All of this creates a bit of a conundrum for investors; what can be done with it? For starters, as economic conditions become more difficult, it becomes progressively more important to view them clearly rather than through rose-tinted glasses. As such, it is important to appreciate that a good portion of the unusually high profits of the last six years or so have been a fantasy and that those days are numbered. This isn't to say that there hasn't been some recovery or that nothing has gotten better; that's not true. But the notion that the economy is "fixed" or that corporate profits are going to remain on a permanently higher plateau is a fiction.
One person who is especially well placed to gauge the current "temperature" of economic conditions is David Golub, CEO of Golub Capital BDC. He noted in the April 26 edition of Grant's Interest Rate Observer that, "a theme we hear over and over is that margins are under pressure." He elaborated that, "They are under pressure for two reasons. One is wage pressure. The second in currency-related - either lower profits from abroad due to currency translation or increased competition from foreign suppliers who are getting the benefit from the strong dollar."
Golub's assessment highlights an upcoming challenge: It would be one thing for companies to confront burgeoning economic headwinds well prepared, but that doesn't seem to be the case. Instead of saving up some its record high profits for a rainy day, corporate America seems to have been doing just the opposite. Over the last year for example, S&P 500 companies increased total debt by 1.3% while reducing net capital spending by 1.8%. While these aren't huge numbers, both are in the wrong direction. Further, debt is outpacing cash flow by the most on record according to an analysis by SocGen and posted on zerohedge [here]. If anything, companies seem to be cannibalizing future growth in order to keep the good times rolling just a bit longer.

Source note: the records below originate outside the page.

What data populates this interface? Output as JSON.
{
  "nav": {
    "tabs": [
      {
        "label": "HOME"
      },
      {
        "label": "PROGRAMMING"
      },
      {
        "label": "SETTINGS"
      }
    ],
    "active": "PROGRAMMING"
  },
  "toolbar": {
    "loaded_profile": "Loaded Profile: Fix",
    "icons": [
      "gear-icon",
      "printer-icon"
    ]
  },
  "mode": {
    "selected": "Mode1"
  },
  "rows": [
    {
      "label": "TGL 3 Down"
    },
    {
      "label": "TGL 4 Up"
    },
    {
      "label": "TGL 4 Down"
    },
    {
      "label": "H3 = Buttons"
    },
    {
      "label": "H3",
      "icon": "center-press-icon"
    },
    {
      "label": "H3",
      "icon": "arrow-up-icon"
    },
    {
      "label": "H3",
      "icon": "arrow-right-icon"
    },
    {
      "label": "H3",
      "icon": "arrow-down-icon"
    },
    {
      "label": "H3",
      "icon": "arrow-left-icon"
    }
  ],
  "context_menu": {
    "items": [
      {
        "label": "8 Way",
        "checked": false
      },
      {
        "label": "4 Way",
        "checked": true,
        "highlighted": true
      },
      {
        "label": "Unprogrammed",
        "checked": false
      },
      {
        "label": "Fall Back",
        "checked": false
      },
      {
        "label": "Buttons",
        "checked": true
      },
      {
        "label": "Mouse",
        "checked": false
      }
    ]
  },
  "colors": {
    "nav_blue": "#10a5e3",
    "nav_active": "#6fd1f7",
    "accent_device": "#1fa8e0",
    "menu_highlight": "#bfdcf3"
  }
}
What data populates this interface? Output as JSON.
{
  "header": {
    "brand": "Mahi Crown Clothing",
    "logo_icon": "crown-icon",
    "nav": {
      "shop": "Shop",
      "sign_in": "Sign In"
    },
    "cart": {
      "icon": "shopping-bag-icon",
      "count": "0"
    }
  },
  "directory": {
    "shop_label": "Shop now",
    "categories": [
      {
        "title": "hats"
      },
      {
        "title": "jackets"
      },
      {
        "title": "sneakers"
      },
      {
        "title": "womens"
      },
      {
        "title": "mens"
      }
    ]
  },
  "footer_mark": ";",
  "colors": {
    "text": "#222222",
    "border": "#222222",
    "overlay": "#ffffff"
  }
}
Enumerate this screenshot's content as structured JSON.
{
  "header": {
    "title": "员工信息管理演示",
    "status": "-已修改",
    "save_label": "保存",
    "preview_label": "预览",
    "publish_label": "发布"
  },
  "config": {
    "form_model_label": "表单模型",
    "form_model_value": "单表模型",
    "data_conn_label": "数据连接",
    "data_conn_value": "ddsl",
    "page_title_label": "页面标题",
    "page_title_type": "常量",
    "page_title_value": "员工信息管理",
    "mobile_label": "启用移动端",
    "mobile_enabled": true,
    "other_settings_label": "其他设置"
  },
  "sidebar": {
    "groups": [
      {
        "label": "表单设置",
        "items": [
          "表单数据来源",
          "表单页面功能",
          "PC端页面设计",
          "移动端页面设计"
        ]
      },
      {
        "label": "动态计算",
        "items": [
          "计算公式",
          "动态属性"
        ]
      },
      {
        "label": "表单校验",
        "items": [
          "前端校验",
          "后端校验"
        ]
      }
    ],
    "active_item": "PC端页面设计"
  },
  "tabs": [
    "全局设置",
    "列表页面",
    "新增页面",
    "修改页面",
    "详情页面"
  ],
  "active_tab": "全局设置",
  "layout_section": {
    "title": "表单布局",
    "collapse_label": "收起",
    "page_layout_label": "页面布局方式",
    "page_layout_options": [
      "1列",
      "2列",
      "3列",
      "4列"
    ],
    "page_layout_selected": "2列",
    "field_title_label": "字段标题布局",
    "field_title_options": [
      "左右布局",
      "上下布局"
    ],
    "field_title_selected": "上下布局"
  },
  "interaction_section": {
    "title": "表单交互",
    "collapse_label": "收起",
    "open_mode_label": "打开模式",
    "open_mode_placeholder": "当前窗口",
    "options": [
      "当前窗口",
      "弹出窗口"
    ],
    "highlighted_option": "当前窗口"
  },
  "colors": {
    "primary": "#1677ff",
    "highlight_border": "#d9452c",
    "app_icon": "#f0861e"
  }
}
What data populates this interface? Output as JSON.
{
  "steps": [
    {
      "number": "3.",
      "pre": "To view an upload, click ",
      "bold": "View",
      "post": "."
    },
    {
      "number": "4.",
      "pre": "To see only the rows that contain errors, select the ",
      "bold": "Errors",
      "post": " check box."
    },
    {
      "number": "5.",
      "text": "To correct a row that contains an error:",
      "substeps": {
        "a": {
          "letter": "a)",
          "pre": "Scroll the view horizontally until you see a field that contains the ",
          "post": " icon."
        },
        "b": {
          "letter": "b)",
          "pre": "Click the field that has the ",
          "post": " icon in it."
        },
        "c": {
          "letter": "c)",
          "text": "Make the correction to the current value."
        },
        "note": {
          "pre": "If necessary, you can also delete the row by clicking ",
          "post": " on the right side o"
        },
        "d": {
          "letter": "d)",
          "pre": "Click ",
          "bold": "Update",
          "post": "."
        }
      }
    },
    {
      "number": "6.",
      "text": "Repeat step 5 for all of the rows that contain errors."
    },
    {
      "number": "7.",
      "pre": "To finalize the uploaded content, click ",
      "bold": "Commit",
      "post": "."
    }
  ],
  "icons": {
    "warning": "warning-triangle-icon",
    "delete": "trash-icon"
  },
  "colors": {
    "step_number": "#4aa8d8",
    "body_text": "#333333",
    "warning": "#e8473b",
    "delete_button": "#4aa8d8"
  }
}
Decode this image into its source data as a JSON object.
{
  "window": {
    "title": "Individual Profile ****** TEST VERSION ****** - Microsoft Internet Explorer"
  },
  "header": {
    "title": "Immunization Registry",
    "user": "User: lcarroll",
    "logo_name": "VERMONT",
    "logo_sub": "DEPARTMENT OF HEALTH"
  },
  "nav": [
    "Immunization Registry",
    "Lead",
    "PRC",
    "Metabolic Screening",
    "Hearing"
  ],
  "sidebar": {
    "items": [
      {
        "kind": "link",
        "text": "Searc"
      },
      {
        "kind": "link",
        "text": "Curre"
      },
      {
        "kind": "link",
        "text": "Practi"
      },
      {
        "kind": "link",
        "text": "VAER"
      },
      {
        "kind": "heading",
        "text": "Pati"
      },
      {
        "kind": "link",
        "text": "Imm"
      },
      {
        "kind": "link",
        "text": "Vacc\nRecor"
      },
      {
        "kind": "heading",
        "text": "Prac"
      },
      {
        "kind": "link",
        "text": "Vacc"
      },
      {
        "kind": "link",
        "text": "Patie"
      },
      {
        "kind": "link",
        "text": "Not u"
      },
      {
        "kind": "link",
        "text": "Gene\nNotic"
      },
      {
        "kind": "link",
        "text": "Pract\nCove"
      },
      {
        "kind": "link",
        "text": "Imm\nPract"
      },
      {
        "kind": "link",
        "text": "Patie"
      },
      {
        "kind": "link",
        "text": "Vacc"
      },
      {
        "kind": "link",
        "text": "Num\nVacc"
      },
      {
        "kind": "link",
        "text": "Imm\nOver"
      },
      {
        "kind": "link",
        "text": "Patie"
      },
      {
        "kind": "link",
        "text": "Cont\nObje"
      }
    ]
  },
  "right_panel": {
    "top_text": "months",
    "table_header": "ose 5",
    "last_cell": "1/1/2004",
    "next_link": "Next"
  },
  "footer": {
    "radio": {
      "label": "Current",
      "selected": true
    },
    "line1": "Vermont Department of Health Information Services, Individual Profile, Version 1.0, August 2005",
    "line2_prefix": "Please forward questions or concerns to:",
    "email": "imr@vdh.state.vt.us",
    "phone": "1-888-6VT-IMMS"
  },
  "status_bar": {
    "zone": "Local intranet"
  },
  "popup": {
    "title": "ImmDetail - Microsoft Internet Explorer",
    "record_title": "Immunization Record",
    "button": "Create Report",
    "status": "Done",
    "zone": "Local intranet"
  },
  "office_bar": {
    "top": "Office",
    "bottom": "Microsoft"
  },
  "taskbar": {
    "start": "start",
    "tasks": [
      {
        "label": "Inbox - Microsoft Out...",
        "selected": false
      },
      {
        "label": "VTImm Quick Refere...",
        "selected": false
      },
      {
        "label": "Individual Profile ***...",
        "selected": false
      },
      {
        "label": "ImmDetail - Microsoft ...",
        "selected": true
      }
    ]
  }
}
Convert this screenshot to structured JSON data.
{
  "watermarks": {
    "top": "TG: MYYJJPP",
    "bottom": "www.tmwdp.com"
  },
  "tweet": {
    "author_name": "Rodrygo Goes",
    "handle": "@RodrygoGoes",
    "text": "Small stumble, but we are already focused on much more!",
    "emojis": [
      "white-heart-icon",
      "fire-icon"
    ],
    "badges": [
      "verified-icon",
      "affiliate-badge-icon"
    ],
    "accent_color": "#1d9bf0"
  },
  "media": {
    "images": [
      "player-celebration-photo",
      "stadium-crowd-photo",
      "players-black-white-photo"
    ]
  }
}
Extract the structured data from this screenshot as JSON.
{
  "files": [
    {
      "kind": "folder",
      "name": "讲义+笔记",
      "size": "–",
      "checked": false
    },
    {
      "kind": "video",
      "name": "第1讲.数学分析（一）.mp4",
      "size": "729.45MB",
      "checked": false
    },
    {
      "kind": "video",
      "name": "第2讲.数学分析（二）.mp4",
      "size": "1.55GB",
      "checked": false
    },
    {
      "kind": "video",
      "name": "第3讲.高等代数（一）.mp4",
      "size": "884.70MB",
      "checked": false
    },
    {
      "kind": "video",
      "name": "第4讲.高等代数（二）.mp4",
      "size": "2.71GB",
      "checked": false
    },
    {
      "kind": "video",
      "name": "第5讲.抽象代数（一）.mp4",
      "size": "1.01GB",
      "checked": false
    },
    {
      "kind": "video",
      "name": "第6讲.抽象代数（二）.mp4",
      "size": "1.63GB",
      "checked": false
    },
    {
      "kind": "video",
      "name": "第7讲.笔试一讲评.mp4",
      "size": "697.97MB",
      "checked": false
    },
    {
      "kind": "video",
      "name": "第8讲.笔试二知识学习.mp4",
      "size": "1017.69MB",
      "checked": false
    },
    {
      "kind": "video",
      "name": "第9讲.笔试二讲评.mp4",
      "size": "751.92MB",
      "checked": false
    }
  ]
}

This analysis can also help investors evaluate and handicap the consequences of public policy that has come to dominate markets. The growing body of evidence suggests that persistent intervention is not only not helpful, but is actually counterproductive. Not only do persistently high profits disproportionately benefit incumbents, they also hinder real recovery by reducing the rewards to entrepreneurship and impeding the process of creative destruction.
Warren Buffett once advised that, “The most important thing to do if you find yourself in a hole is to stop digging.” As growth begins to slow and most policy tools are used up, it is an imponderable question as to whether public officials will "stop digging" or not. It may not matter, however. As their efforts to boost profits increasingly undermine sustainable growth by rooting out competition, so too do their actions become increasingly disconnected with the original mandate to change things for the better. In the context of progressively louder calls for change, these positions will become increasingly untenable.
In short, investors should start paying less attention to what public officials intend to do and more to what they are likely to be able to do.